> Brief:
Copy every record exactly as it appears in the data below.

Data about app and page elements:
Content starts

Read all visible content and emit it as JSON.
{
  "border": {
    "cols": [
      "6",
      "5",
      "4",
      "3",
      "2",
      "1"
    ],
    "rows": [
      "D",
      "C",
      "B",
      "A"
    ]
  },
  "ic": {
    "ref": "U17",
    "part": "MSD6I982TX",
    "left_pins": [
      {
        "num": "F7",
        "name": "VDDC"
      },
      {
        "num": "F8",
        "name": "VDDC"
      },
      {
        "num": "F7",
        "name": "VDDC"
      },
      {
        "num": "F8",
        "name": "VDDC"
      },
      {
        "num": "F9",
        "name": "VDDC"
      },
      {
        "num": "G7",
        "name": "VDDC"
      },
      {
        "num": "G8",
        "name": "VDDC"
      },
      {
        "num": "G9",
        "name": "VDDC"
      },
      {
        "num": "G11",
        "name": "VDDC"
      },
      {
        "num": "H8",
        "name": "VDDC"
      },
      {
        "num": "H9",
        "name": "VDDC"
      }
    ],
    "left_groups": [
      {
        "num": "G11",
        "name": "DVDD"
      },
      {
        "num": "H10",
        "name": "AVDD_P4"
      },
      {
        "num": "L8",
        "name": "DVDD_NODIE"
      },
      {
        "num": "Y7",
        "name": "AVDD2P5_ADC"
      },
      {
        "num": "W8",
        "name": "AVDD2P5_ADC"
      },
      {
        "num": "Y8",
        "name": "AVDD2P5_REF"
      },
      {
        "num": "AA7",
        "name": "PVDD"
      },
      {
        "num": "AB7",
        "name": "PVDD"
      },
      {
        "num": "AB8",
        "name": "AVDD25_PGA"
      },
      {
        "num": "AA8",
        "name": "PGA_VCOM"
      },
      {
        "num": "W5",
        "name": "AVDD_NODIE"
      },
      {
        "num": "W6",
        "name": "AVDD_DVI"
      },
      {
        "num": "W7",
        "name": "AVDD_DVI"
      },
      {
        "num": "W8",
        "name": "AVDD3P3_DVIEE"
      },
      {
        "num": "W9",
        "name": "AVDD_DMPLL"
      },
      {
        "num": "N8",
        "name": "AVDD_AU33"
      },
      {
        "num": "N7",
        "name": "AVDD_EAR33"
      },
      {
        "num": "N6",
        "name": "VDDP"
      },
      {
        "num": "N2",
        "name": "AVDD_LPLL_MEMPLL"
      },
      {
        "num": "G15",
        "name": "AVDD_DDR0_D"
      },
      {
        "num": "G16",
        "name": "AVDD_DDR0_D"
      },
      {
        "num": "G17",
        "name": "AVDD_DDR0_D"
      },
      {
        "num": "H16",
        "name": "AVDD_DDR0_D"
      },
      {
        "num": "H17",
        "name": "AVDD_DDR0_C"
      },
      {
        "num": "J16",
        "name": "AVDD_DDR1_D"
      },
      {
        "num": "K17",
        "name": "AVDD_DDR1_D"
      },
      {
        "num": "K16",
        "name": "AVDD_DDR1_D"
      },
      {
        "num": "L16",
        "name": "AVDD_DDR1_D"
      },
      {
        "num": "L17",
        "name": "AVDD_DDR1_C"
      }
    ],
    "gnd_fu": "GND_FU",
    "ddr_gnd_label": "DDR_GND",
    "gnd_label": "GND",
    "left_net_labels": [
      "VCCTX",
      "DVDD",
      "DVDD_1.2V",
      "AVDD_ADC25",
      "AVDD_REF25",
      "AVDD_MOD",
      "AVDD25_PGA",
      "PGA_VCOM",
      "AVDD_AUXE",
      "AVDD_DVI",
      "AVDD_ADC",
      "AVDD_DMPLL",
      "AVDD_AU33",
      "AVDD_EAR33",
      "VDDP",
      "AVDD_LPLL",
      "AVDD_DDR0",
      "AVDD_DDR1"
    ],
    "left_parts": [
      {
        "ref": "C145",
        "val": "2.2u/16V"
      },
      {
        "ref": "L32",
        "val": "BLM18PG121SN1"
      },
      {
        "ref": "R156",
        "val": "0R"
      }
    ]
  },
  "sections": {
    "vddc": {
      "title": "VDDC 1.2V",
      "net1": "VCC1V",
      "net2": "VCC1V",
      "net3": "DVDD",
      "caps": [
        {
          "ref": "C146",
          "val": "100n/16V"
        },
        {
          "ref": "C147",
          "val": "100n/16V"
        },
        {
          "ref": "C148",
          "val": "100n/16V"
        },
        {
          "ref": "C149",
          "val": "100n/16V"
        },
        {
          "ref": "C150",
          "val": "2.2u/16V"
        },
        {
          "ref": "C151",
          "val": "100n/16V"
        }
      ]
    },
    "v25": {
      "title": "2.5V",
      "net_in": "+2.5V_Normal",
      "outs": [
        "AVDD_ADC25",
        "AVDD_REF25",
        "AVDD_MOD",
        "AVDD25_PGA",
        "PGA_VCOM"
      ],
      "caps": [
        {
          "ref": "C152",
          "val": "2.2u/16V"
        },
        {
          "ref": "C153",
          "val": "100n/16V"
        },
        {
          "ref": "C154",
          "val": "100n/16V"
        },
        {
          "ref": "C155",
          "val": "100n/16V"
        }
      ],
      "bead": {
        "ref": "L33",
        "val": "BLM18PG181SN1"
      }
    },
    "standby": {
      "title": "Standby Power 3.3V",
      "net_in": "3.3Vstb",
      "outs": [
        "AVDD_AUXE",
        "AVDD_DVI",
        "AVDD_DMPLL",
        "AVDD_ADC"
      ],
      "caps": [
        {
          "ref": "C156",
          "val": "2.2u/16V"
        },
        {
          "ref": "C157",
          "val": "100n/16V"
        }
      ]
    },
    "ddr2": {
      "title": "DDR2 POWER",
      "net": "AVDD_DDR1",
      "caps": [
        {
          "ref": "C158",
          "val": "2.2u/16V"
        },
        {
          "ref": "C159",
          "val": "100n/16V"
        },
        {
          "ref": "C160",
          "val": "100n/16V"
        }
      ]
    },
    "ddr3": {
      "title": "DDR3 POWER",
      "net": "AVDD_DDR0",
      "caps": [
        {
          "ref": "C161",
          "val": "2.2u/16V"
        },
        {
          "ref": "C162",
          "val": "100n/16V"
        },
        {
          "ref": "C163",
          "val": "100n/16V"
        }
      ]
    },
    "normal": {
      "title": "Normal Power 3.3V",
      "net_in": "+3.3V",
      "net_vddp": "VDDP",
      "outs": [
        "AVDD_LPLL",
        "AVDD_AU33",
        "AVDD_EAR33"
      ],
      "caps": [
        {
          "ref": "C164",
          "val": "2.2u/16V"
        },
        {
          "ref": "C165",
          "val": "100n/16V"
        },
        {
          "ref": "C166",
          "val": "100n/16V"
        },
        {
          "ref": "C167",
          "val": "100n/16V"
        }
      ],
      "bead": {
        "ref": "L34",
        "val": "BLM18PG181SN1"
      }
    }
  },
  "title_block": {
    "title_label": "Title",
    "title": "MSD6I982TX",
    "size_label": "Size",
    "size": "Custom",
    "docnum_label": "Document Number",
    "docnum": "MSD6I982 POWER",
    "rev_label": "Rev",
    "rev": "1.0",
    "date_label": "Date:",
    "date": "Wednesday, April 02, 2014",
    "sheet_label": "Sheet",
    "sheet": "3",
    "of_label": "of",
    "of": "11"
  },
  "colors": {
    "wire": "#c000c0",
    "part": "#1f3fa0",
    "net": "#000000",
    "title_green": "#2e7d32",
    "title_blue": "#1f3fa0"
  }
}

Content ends

> Exercise solution:
Read all visible content and emit it as JSON.
{
  "border": {
    "cols": [
      "6",
      "5",
      "4",
      "3",
      "2",
      "1"
    ],
    "rows": [
      "D",
      "C",
      "B",
      "A"
    ]
  },
  "ic": {
    "ref": "U17",
    "part": "MSD6I982TX",
    "left_pins": [
      {
        "num": "F7",
        "name": "VDDC"
      },
      {
        "num": "F8",
        "name": "VDDC"
      },
      {
        "num": "F7",
        "name": "VDDC"
      },
      {
        "num": "F8",
        "name": "VDDC"
      },
      {
        "num": "F9",
        "name": "VDDC"
      },
      {
        "num": "G7",
        "name": "VDDC"
      },
      {
        "num": "G8",
        "name": "VDDC"
      },
      {
        "num": "G9",
        "name": "VDDC"
      },
      {
        "num": "G11",
        "name": "VDDC"
      },
      {
        "num": "H8",
        "name": "VDDC"
      },
      {
        "num": "H9",
        "name": "VDDC"
      }
    ],
    "left_groups": [
      {
        "num": "G11",
        "name": "DVDD"
      },
      {
        "num": "H10",
        "name": "AVDD_P4"
      },
      {
        "num": "L8",
        "name": "DVDD_NODIE"
      },
      {
        "num": "Y7",
        "name": "AVDD2P5_ADC"
      },
      {
        "num": "W8",
        "name": "AVDD2P5_ADC"
      },
      {
        "num": "Y8",
        "name": "AVDD2P5_REF"
      },
      {
        "num": "AA7",
        "name": "PVDD"
      },
      {
        "num": "AB7",
        "name": "PVDD"
      },
      {
        "num": "AB8",
        "name": "AVDD25_PGA"
      },
      {
        "num": "AA8",
        "name": "PGA_VCOM"
      },
      {
        "num": "W5",
        "name": "AVDD_NODIE"
      },
      {
        "num": "W6",
        "name": "AVDD_DVI"
      },
      {
        "num": "W7",
        "name": "AVDD_DVI"
      },
      {
        "num": "W8",
        "name": "AVDD3P3_DVIEE"
      },
      {
        "num": "W9",
        "name": "AVDD_DMPLL"
      },
      {
        "num": "N8",
        "name": "AVDD_AU33"
      },
      {
        "num": "N7",
        "name": "AVDD_EAR33"
      },
      {
        "num": "N6",
        "name": "VDDP"
      },
      {
        "num": "N2",
        "name": "AVDD_LPLL_MEMPLL"
      },
      {
        "num": "G15",
        "name": "AVDD_DDR0_D"
      },
      {
        "num": "G16",
        "name": "AVDD_DDR0_D"
      },
      {
        "num": "G17",
        "name": "AVDD_DDR0_D"
      },
      {
        "num": "H16",
        "name": "AVDD_DDR0_D"
      },
      {
        "num": "H17",
        "name": "AVDD_DDR0_C"
      },
      {
        "num": "J16",
        "name": "AVDD_DDR1_D"
      },
      {
        "num": "K17",
        "name": "AVDD_DDR1_D"
      },
      {
        "num": "K16",
        "name": "AVDD_DDR1_D"
      },
      {
        "num": "L16",
        "name": "AVDD_DDR1_D"
      },
      {
        "num": "L17",
        "name": "AVDD_DDR1_C"
      }
    ],
    "gnd_fu": "GND_FU",
    "ddr_gnd_label": "DDR_GND",
    "gnd_label": "GND",
    "left_net_labels": [
      "VCCTX",
      "DVDD",
      "DVDD_1.2V",
      "AVDD_ADC25",
      "AVDD_REF25",
      "AVDD_MOD",
      "AVDD25_PGA",
      "PGA_VCOM",
      "AVDD_AUXE",
      "AVDD_DVI",
      "AVDD_ADC",
      "AVDD_DMPLL",
      "AVDD_AU33",
      "AVDD_EAR33",
      "VDDP",
      "AVDD_LPLL",
      "AVDD_DDR0",
      "AVDD_DDR1"
    ],
    "left_parts": [
      {
        "ref": "C145",
        "val": "2.2u/16V"
      },
      {
        "ref": "L32",
        "val": "BLM18PG121SN1"
      },
      {
        "ref": "R156",
        "val": "0R"
      }
    ]
  },
  "sections": {
    "vddc": {
      "title": "VDDC 1.2V",
      "net1": "VCC1V",
      "net2": "VCC1V",
      "net3": "DVDD",
      "caps": [
        {
          "ref": "C146",
          "val": "100n/16V"
        },
        {
          "ref": "C147",
          "val": "100n/16V"
        },
        {
          "ref": "C148",
          "val": "100n/16V"
        },
        {
          "ref": "C149",
          "val": "100n/16V"
        },
        {
          "ref": "C150",
          "val": "2.2u/16V"
        },
        {
          "ref": "C151",
          "val": "100n/16V"
        }
      ]
    },
    "v25": {
      "title": "2.5V",
      "net_in": "+2.5V_Normal",
      "outs": [
        "AVDD_ADC25",
        "AVDD_REF25",
        "AVDD_MOD",
        "AVDD25_PGA",
        "PGA_VCOM"
      ],
      "caps": [
        {
          "ref": "C152",
          "val": "2.2u/16V"
        },
        {
          "ref": "C153",
          "val": "100n/16V"
        },
        {
          "ref": "C154",
          "val": "100n/16V"
        },
        {
          "ref": "C155",
          "val": "100n/16V"
        }
      ],
      "bead": {
        "ref": "L33",
        "val": "BLM18PG181SN1"
      }
    },
    "standby": {
      "title": "Standby Power 3.3V",
      "net_in": "3.3Vstb",
      "outs": [
        "AVDD_AUXE",
        "AVDD_DVI",
        "AVDD_DMPLL",
        "AVDD_ADC"
      ],
      "caps": [
        {
          "ref": "C156",
          "val": "2.2u/16V"
        },
        {
          "ref": "C157",
          "val": "100n/16V"
        }
      ]
    },
    "ddr2": {
      "title": "DDR2 POWER",
      "net": "AVDD_DDR1",
      "caps": [
        {
          "ref": "C158",
          "val": "2.2u/16V"
        },
        {
          "ref": "C159",
          "val": "100n/16V"
        },
        {
          "ref": "C160",
          "val": "100n/16V"
        }
      ]
    },
    "ddr3": {
      "title": "DDR3 POWER",
      "net": "AVDD_DDR0",
      "caps": [
        {
          "ref": "C161",
          "val": "2.2u/16V"
        },
        {
          "ref": "C162",
          "val": "100n/16V"
        },
        {
          "ref": "C163",
          "val": "100n/16V"
        }
      ]
    },
    "normal": {
      "title": "Normal Power 3.3V",
      "net_in": "+3.3V",
      "net_vddp": "VDDP",
      "outs": [
        "AVDD_LPLL",
        "AVDD_AU33",
        "AVDD_EAR33"
      ],
      "caps": [
        {
          "ref": "C164",
          "val": "2.2u/16V"
        },
        {
          "ref": "C165",
          "val": "100n/16V"
        },
        {
          "ref": "C166",
          "val": "100n/16V"
        },
        {
          "ref": "C167",
          "val": "100n/16V"
        }
      ],
      "bead": {
        "ref": "L34",
        "val": "BLM18PG181SN1"
      }
    }
  },
  "title_block": {
    "title_label": "Title",
    "title": "MSD6I982TX",
    "size_label": "Size",
    "size": "Custom",
    "docnum_label": "Document Number",
    "docnum": "MSD6I982 POWER",
    "rev_label": "Rev",
    "rev": "1.0",
    "date_label": "Date:",
    "date": "Wednesday, April 02, 2014",
    "sheet_label": "Sheet",
    "sheet": "3",
    "of_label": "of",
    "of": "11"
  },
  "colors": {
    "wire": "#c000c0",
    "part": "#1f3fa0",
    "net": "#000000",
    "title_green": "#2e7d32",
    "title_blue": "#1f3fa0"
  }
}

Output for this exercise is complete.